> _TASK INSTRUCTIONS_:
Scan the records below, and wherever a line has the word "Tool", pull it out.

(Excerpts from an interface dataset)
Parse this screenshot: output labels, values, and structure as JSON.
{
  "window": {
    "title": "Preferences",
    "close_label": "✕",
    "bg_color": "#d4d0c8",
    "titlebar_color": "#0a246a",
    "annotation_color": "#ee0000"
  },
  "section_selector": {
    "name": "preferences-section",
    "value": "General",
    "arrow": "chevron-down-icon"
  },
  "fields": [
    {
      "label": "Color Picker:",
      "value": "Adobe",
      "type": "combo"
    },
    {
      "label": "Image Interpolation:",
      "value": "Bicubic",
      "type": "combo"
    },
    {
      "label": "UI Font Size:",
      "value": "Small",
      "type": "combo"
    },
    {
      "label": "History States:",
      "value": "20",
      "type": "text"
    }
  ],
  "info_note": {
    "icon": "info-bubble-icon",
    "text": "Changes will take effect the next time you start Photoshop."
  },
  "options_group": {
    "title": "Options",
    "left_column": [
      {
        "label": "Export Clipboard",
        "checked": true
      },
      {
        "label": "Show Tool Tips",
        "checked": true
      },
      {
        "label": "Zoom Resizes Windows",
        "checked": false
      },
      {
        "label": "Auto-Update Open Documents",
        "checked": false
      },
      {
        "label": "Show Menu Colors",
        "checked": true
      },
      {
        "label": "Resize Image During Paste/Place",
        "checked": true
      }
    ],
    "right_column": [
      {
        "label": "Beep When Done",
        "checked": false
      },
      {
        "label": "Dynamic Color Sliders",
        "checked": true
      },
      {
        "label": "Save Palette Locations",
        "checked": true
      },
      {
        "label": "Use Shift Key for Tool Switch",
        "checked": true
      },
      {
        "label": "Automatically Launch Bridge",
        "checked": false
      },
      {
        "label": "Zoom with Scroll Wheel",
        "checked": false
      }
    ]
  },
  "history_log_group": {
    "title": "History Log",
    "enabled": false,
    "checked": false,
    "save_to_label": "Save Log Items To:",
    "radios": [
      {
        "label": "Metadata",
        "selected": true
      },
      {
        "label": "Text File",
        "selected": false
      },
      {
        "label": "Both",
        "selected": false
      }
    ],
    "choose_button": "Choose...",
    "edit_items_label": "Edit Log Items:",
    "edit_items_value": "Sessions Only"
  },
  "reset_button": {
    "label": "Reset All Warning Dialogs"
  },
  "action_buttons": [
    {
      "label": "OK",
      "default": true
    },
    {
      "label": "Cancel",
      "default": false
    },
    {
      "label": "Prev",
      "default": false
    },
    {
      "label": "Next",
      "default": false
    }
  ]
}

> _ANSWER BOX_:
        "label": "Show Tool Tips",
        "label": "Use Shift Key for Tool Switch",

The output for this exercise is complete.